If you've ever written a text-based program or typed a formula in a spreadsheet, chances are that at some stage the system has told you there's an error and won't even attempt to follow your instructions.
These "syntax errors" are annoying messages that programmers become excruciatingly familiar with... it means that they didn't follow the rules somehow, even if it's just a tiny mistake. For example, suppose you intended to write:
x = (a+b) * (c+d)
but you accidentally left out one of the brackets:
x = (a+b) * c+d)
When you try to compile or run the program, the computer will tell you that there's an error. If it's really helpful, it might even suggest where the error is, but it won't run the program until you fix it.

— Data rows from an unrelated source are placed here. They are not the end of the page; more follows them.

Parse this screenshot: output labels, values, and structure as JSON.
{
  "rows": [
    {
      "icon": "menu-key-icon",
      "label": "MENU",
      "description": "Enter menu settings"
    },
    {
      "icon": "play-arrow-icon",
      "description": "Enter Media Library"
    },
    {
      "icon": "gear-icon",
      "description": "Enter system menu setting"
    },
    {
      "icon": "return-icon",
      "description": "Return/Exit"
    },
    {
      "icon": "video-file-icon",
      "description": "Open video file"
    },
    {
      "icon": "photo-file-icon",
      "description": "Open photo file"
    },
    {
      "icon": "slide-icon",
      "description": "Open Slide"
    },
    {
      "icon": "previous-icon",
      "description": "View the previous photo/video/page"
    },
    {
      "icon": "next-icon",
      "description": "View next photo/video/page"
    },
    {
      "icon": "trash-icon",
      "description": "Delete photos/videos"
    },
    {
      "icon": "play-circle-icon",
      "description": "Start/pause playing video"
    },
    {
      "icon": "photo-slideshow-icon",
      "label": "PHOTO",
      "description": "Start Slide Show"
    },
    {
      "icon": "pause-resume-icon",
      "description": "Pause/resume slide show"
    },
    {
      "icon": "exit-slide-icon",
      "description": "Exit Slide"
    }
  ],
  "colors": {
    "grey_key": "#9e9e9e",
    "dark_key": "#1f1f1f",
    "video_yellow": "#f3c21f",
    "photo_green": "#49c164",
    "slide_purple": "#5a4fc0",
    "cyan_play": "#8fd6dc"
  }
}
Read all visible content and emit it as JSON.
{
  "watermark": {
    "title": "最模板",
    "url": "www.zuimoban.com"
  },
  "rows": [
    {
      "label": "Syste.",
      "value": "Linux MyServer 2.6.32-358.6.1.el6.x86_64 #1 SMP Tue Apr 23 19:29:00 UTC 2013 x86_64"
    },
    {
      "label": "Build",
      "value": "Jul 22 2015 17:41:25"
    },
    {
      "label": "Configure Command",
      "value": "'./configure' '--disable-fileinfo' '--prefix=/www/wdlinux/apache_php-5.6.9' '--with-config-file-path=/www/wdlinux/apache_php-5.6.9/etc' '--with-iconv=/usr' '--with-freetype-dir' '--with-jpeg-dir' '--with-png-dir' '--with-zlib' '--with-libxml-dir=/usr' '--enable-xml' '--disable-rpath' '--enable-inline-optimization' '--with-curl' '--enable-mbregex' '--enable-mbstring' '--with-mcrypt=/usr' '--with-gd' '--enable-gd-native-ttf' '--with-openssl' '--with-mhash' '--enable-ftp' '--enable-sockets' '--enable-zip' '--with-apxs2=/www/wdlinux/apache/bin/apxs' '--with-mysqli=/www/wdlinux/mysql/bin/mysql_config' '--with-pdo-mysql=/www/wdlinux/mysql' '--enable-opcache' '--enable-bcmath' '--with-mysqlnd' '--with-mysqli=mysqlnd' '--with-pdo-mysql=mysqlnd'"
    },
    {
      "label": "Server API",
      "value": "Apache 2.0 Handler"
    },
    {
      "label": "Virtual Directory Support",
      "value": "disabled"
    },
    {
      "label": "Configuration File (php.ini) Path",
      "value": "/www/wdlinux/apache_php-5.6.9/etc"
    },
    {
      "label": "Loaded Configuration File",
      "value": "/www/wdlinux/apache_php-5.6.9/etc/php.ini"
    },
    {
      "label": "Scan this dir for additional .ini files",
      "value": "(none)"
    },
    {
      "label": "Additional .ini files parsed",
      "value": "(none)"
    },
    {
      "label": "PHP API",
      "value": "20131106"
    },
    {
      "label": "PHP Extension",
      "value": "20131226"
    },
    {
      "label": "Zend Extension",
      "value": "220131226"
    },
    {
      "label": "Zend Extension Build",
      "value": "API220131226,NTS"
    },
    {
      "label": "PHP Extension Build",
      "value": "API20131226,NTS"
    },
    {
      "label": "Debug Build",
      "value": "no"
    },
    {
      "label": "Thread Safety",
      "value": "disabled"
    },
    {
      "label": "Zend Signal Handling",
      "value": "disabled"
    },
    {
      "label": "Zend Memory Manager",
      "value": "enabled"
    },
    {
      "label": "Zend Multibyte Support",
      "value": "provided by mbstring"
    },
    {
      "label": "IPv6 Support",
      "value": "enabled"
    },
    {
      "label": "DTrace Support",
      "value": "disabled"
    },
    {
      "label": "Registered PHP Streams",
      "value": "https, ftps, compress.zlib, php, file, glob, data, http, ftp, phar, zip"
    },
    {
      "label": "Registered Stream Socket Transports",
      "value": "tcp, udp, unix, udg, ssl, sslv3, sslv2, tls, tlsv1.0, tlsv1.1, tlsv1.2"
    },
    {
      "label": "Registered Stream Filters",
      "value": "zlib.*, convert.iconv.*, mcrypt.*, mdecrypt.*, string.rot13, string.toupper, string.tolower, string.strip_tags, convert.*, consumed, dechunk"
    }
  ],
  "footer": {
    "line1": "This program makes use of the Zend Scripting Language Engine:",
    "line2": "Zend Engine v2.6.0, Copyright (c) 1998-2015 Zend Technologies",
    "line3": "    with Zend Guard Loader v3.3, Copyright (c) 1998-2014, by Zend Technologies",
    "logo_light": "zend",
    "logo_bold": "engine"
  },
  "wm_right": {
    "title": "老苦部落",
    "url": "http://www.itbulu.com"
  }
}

This might seem annoying, but in fact by enforcing precision and attention to detail it helps pinpoint mistakes before they become bugs in the program that go undetected until someone using it complains that it's not working correctly.